First off, I’d like to say that I’m only writing this article because other people have told me that I should. I can’t remember the last time I made an independent decision for myself, and I’m hoping you’re just like me. If you’re the kind of maverick who comes up with original ideas and then tries to execute them, then I’m just not sure we’re going to be able to be friends.
For those of you unfamiliar with the concept, groupthink is the habit of worrying so much about playing nice with others that the group members themselves end up making unintelligent decisions. In some cases, people refuse to voice objections or concerns out of a greater fear of upsetting the status quo, while in other situations people simply defer decision-making in an effort to get 100% acceptance of an idea before implementing it. Take Blackberry, for instance. The upper management was obviously married to the notion of selling keyboard phones with superior emailing capabilities and an almost complete lack of any entertaining applications, despite the fact that everyone else on the planet has known for several years that the overwhelming majority of smartphone users want a device that is both useful and enjoyable. However, presumably no one at Blackberry wanted to fight hard enough against the entrenched policies so many people were fond of, and so now the company that essentially invented the smartphone is worth about $11. I’m thinking about buying Blackberry and turning one of their factories into a children’s amusement park. I think it would be fun to have a ball pit filled with old Z10s.
But I digress. From a managerial standpoint, groupthink is about as harmful to company health as it’s possible to get. The desire to please others and create a harmonious work environment is certainly well-intentioned, but to do so at the expense of originality and healthy confrontation is the sign of a stagnant, declining company.
There are several reasons why groupthink happens, but two major causes are especially worth noting. First (and most damaging), management develops such an attachment to existing practices that any suggestion of changing those practices becomes a taboo subject. In this situation, there is often an explicit disapproval of any concept that doesn’t follow long-established practices, and that expression often takes the form of sentences like “That’s not how we’ve always done things” or “Don’t rock the boat.” And please, never mind the fact that boats are literally designed for rocking. The point is, shut your mouth. Lower-level employees quickly learn that the best way to stay out of trouble is to keep quiet, and so everyone pretends to agree with whatever decisions are handed down whether or not those decisions are actually intelligent.
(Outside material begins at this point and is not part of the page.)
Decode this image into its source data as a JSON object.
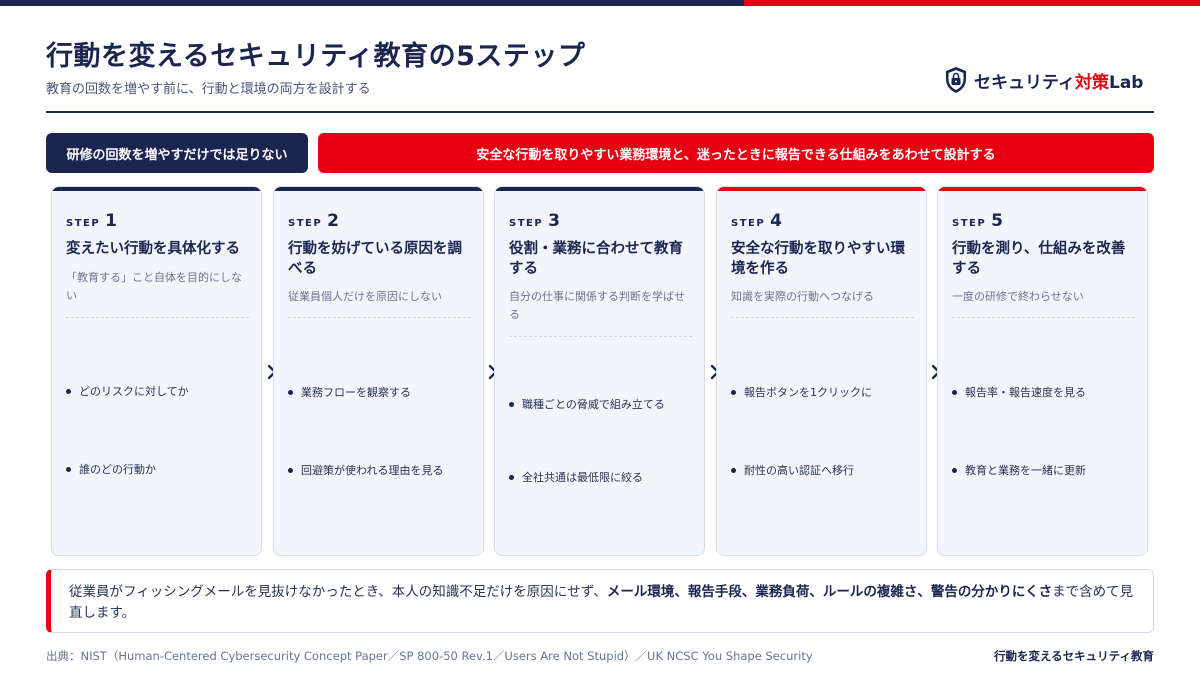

The second major cause of groupthink is more benign, and therefore more insidious. Here, the company culture is such that it simply doesn’t expect a lot of innovation. In this scenario, dissent and debate are discouraged not so much because they are controversial but rather because they seem completely unnecessary. Business is good, our customers are happy with what we’re giving them – so why even go to the trouble of making a big deal out of something that isn’t even a current problem? Often these kinds of managers are thoughtful, nurturing, and truly interested in creating happy and respectful working environments. However, the long-term effect is to create an environment in which creativity and independent criticism are simply not considered important qualities. That works fine when everything is going well. But if conditions change – say, disruptive products or an economic recession – suddenly you’re left with a company full of people who have no experience in creative problem-solving.
Based on everything you’ve read, you might assume that I am an opponent of groupthink, but nothing could be further from the truth. After all, without groupthink, how would I have ever been in a position to maybe buy Blackberry and turn one of their factories into an amusement park? Opponents of groupthink often resort to a common argument, one that we all heard as children: “If everybody jumped off the bridge, would you do it too?” At first glance, that seems like a perfectly reasonable scenario to illustrate the absurdity of doing things just because other people have already done them. But as my father likes to point out, if everybody jumped off the bridge, eventually it wouldn’t even be much of a fall. You could just step off that thing, walk back up, and jump back off. Sounds like a lovely afternoon to me.
So please, don’t step out of line. Don’t encourage your employees to share their ideas, don’t voice opinions that others haven’t already mentioned, and do not look for novel solutions to new problems. The mediocrity of your company depends on it.